Italy, Torino

AI: Towards a Critical Utopia - Nexa Summer School 2019

when 26 June 2019 - 2 July 2019
language English
duration 1 week
credits 1.5 EC

It is commonly understood that AI is one of the most disruptive technologies being developed. It may affect almost every aspect of society – from knowledge sharing to economic interactions, from making art crafts to finding cures for our diseases – and of personal life – from making friends, to finding a partner, from dealing with the pain for the loss of beloved people, to helping us managing our households through smart objects. Understanding the relationship between AI and society is a complex endeavour, since its shape and its evolution are not an immutable technological law, but instead the consequence of specific choices, both private and public, that could very well change over time and may of course influence its sustainability.

Some powerful politicians like Vladimir Putin have declared that who will lead the researches in the field of AI, will lead the world, and of course many funds are coming from the armies (Harari, 2015) and from governments that seem to be working for monitoring and controlling us (Greenwald, 2015; Zuboff, 2018). Many others come from the finance world and are meant to increase the incomes of a few rich persons, regardless the risks ran by the rest of the population (O’Neil, 2016). There is much to fear the coming of a dystopian age, but we know that in times of big technological changes, debates on the dangers for the future are frequent and, in a certain way, necessary, because they help us focussing on the problems that must be faced to create a better world.

However, most of the times good technologies have improved our lives, so it is up to be critical and aware, without giving up to the goal we have always pursued: using our technological tools for the good of mankind. In a time in which most of the reflections on the development of digital technologies are dystopian (Morozov, 2011), we propose to work on a more positive, even if problematic vision: a “critical utopia”, a utopia which must be aware of the limits of a too optimistic vision of the future.

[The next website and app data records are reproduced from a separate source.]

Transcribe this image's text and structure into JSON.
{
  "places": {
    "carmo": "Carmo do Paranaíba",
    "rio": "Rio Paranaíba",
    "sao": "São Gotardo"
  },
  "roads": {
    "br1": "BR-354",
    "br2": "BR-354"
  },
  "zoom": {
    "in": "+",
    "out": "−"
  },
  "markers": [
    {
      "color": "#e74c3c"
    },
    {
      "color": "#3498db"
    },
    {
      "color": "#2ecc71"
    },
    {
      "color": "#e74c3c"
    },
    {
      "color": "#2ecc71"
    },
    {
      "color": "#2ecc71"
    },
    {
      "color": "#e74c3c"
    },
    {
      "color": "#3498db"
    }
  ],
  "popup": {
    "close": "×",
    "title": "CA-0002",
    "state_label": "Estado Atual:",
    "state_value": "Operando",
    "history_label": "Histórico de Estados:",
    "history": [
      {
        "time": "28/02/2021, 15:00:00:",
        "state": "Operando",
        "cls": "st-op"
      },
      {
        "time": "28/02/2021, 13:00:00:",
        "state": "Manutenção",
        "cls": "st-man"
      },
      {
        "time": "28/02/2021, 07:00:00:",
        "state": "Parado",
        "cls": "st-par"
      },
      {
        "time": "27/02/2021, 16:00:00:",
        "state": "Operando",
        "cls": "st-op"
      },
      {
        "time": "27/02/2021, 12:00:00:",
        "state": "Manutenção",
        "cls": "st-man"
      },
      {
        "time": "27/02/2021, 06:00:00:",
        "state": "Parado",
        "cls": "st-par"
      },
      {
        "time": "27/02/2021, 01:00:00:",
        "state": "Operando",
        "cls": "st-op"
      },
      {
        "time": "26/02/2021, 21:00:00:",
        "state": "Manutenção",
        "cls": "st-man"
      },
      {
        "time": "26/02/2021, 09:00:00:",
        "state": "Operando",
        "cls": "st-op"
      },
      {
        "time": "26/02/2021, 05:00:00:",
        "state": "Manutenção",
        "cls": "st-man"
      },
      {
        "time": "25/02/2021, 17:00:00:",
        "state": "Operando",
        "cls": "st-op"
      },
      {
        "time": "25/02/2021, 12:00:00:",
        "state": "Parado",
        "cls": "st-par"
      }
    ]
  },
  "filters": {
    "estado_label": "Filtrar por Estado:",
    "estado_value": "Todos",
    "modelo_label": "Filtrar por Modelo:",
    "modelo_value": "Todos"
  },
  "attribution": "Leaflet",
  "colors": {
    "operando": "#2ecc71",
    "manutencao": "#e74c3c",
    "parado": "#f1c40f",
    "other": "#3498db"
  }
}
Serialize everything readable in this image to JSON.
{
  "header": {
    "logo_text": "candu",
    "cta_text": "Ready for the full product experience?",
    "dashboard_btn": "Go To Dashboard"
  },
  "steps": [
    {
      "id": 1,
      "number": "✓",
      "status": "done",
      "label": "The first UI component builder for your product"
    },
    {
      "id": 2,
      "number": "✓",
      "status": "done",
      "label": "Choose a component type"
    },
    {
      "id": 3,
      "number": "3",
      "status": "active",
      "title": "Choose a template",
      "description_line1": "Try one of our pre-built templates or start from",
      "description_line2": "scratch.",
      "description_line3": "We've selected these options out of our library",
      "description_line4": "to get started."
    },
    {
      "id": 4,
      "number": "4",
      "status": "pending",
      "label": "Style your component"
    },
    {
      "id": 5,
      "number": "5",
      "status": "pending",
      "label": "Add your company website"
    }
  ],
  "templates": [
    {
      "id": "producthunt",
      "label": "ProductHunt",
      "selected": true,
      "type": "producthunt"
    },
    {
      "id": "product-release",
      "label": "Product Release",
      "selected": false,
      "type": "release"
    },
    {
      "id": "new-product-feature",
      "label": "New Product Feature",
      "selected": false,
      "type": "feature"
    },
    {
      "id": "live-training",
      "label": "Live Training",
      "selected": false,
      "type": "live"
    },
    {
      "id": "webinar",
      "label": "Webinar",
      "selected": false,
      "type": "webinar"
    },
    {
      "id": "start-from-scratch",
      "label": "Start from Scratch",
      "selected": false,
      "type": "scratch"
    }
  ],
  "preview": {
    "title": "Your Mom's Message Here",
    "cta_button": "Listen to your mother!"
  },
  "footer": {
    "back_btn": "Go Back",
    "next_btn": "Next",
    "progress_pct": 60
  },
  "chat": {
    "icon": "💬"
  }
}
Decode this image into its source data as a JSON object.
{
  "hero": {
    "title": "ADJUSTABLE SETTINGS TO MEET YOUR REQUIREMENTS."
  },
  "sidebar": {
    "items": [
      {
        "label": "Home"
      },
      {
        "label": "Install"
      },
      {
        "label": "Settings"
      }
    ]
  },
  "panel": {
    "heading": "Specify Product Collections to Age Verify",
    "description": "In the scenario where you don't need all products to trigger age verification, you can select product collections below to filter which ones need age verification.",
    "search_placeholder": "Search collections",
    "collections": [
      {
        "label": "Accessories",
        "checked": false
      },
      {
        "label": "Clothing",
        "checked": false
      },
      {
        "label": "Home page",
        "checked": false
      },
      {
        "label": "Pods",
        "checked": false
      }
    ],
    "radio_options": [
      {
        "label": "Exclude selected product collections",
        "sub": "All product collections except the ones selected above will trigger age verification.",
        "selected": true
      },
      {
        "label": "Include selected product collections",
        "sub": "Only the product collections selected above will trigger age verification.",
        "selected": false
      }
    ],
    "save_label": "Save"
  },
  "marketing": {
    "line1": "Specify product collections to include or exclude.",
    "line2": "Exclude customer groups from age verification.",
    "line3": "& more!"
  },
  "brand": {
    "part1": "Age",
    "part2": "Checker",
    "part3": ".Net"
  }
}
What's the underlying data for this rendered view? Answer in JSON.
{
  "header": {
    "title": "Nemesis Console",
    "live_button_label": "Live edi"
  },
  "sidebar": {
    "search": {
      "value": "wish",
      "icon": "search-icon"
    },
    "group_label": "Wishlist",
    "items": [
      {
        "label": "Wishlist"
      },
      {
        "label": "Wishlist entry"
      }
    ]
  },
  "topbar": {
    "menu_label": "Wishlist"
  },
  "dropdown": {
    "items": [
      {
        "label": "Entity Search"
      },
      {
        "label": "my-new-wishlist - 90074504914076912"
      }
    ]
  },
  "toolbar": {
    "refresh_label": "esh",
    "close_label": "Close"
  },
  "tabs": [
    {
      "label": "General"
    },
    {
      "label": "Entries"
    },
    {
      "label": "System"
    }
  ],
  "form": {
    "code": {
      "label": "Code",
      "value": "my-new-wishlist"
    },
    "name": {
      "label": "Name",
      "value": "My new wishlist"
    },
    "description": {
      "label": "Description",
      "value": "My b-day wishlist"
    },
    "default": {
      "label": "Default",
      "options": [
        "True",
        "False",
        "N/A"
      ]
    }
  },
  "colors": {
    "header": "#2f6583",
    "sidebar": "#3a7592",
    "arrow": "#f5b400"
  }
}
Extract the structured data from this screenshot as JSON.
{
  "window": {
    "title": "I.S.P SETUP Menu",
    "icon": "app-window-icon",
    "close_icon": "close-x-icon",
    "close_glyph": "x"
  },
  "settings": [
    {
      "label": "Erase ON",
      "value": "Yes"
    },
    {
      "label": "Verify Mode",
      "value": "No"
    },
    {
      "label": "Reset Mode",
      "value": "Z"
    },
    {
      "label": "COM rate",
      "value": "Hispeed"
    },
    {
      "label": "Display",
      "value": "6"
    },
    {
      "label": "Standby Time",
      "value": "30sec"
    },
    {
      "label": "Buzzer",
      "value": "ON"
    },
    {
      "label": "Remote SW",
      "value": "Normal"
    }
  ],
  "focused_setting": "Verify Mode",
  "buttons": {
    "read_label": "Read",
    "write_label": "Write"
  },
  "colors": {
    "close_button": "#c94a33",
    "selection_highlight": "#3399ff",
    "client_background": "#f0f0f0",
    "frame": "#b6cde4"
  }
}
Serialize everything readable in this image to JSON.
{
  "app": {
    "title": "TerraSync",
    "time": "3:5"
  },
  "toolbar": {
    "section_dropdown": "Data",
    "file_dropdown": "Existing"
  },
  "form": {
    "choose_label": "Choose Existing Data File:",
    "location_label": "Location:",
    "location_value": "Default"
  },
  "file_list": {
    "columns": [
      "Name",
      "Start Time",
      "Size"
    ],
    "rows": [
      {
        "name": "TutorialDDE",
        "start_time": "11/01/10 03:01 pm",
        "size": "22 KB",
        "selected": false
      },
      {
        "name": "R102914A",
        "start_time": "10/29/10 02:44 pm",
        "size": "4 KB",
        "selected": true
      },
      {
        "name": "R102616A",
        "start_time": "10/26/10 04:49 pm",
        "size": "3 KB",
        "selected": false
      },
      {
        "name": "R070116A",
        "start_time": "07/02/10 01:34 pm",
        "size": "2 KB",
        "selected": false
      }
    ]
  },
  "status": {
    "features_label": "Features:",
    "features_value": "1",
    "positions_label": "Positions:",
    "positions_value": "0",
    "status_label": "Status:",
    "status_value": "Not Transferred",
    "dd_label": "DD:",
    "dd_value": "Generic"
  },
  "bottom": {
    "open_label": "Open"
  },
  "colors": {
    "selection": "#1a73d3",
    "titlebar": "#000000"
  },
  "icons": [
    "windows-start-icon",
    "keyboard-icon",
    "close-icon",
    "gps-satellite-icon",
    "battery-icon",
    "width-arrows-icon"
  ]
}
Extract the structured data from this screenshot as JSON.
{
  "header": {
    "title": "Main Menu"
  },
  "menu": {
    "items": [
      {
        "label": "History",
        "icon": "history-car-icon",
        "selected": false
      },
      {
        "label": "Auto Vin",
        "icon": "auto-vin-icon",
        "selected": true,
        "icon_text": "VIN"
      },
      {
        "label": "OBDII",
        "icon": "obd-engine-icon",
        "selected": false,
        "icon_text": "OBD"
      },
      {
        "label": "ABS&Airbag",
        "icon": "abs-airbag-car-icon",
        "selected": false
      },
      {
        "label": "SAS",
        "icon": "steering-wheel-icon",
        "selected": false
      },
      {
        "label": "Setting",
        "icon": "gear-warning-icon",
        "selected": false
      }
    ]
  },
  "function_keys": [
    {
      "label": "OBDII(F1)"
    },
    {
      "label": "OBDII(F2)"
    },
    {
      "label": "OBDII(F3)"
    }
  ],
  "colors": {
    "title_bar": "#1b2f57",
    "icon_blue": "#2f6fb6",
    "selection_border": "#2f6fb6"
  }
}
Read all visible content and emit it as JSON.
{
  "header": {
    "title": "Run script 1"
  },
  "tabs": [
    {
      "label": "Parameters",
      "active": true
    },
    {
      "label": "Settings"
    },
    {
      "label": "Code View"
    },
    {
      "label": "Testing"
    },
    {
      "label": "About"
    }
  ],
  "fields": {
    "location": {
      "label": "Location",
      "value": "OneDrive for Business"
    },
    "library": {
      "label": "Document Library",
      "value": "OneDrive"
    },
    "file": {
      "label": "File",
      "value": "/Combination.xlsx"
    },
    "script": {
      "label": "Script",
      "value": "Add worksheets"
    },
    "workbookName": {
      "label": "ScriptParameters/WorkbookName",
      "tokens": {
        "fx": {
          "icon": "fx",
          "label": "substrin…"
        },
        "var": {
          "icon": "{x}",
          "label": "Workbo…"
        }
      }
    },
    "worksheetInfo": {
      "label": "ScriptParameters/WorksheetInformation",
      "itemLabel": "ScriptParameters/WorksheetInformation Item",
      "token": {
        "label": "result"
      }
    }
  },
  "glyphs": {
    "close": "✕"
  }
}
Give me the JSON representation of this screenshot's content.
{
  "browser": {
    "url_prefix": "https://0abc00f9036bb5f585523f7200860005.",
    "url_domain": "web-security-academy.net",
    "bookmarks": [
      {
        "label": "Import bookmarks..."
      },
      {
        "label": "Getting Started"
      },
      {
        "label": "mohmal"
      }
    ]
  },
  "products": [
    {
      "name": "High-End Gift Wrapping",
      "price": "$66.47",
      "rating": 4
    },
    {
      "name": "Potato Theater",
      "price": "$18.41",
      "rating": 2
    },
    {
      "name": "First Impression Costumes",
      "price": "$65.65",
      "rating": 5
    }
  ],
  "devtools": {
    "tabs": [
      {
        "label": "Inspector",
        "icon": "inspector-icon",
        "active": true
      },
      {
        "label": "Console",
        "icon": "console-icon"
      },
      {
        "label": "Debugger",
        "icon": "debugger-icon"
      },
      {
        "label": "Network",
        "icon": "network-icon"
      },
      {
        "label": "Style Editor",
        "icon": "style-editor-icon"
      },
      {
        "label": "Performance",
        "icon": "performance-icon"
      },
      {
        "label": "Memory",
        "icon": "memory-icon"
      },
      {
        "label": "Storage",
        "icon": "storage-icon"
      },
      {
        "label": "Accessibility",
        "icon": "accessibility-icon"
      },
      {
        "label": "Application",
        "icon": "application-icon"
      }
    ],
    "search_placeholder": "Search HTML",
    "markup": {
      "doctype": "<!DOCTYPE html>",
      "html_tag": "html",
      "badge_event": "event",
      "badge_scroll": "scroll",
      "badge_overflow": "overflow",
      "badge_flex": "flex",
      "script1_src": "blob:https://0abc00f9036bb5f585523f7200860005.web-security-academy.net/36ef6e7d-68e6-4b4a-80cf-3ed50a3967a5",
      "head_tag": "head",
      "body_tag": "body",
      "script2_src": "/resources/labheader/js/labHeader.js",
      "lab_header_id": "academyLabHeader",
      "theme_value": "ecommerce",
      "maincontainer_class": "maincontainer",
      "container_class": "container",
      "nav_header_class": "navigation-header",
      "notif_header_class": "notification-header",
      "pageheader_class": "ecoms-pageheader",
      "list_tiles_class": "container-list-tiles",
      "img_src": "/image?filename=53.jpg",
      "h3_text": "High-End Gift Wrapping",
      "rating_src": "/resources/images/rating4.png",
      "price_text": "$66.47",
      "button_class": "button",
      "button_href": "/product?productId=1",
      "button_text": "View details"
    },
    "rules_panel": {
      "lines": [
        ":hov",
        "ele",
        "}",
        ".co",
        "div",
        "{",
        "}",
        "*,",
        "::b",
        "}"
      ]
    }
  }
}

Target group

The Summer School welcomes applications from Ph.D. students and MS students.

Fee info

EUR 0: The subscription to the lectures is free of charge.

Scholarships

The first 10 students enrolled will be covered all costs of extra-educational activities.